■ **Your objective**
Copy out the data in full and exactly, passing over the pictures.

■ **Input data**

- - - -

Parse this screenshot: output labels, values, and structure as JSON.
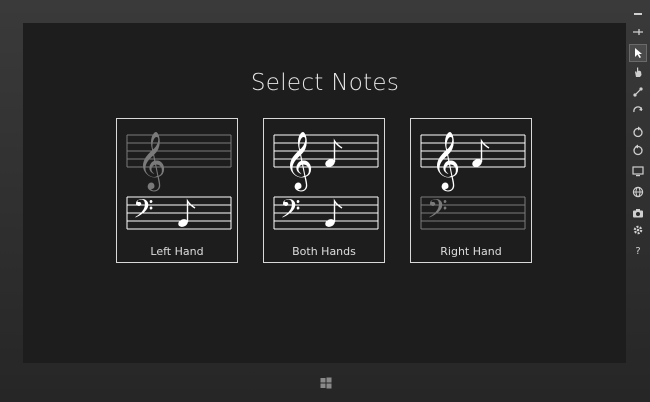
{
  "page": {
    "title": "Select Notes"
  },
  "cards": [
    {
      "label": "Left Hand"
    },
    {
      "label": "Both Hands"
    },
    {
      "label": "Right Hand"
    }
  ],
  "toolbar": {
    "help_label": "?"
  },
  "colors": {
    "screen": "#1d1d1d",
    "bezel": "#2b2b2b",
    "active_staff": "#ffffff",
    "inactive_staff": "#7a7a7a"
  }
}
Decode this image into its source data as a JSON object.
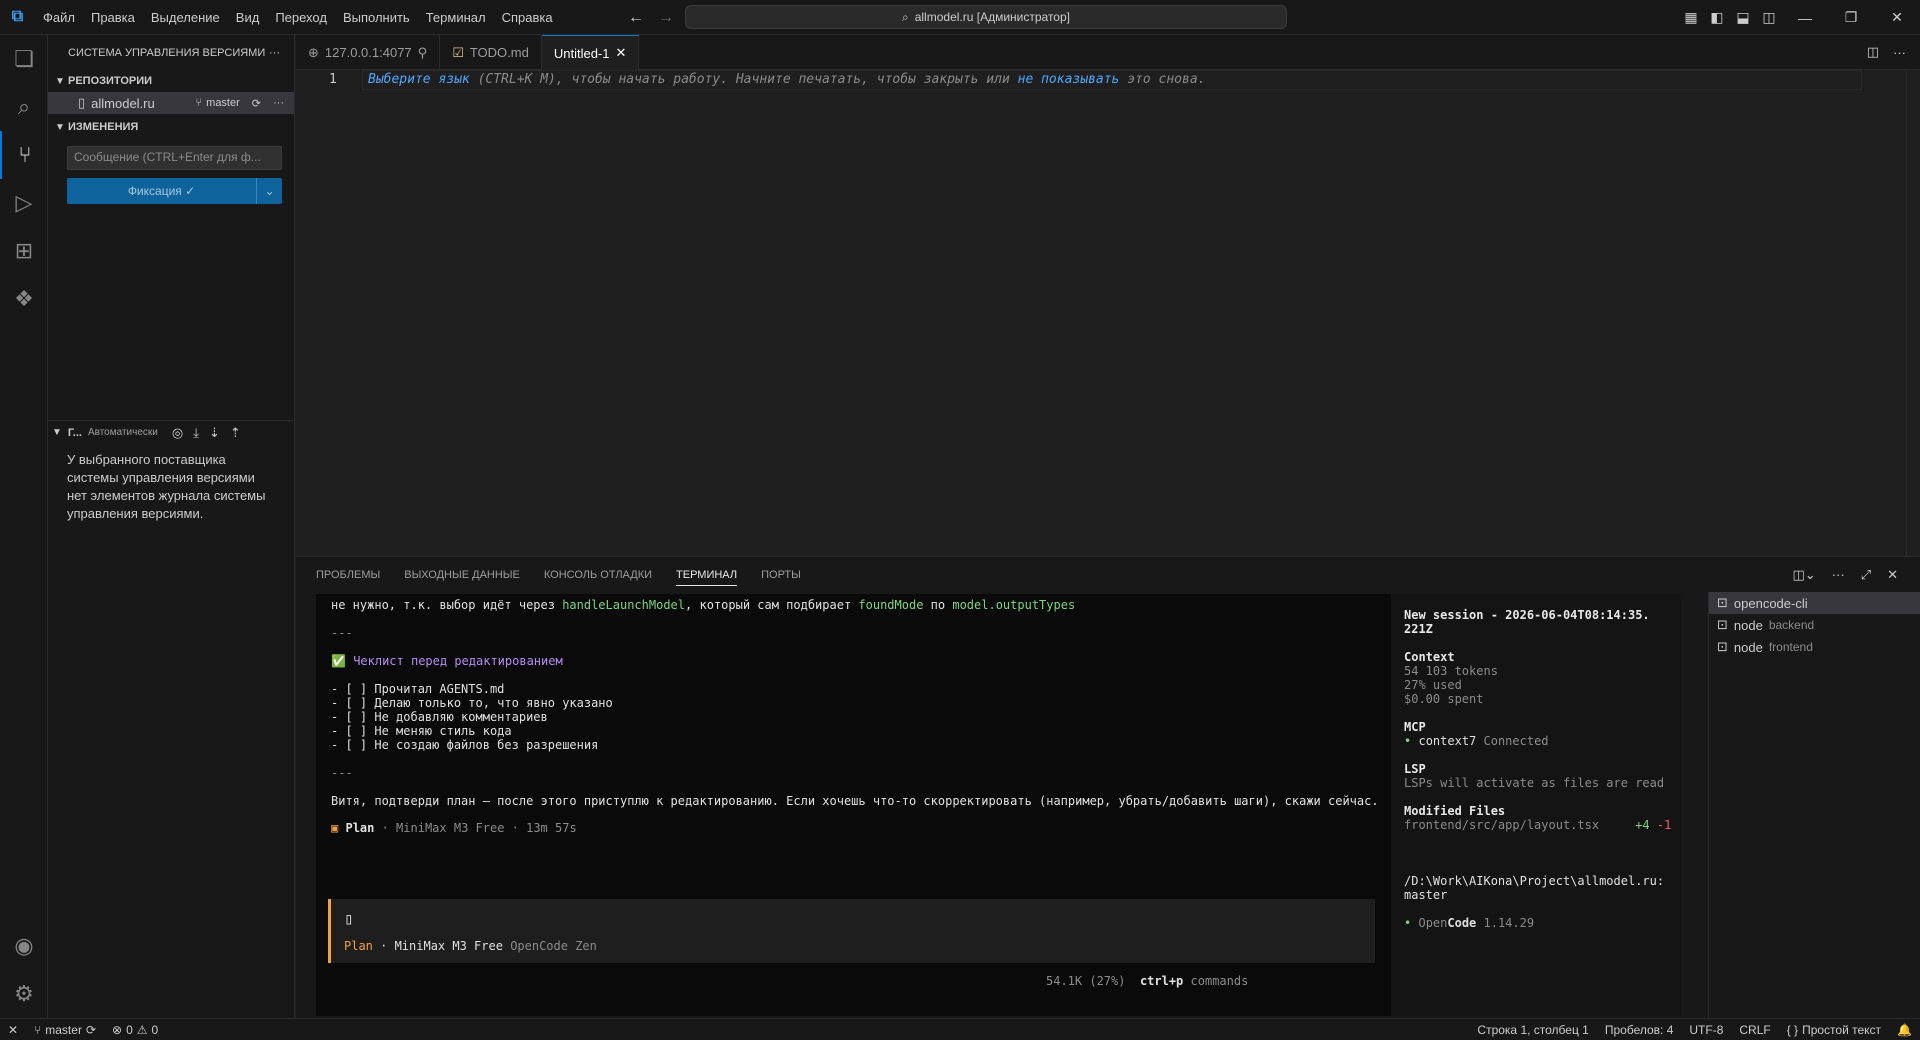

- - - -

■ **Problem solution**
Parse this screenshot: output labels, values, and structure as JSON.
{
  "page": {
    "title": "Select Notes"
  },
  "cards": [
    {
      "label": "Left Hand"
    },
    {
      "label": "Both Hands"
    },
    {
      "label": "Right Hand"
    }
  ],
  "toolbar": {
    "help_label": "?"
  },
  "colors": {
    "screen": "#1d1d1d",
    "bezel": "#2b2b2b",
    "active_staff": "#ffffff",
    "inactive_staff": "#7a7a7a"
  }
}
Decode this image into its source data as a JSON object.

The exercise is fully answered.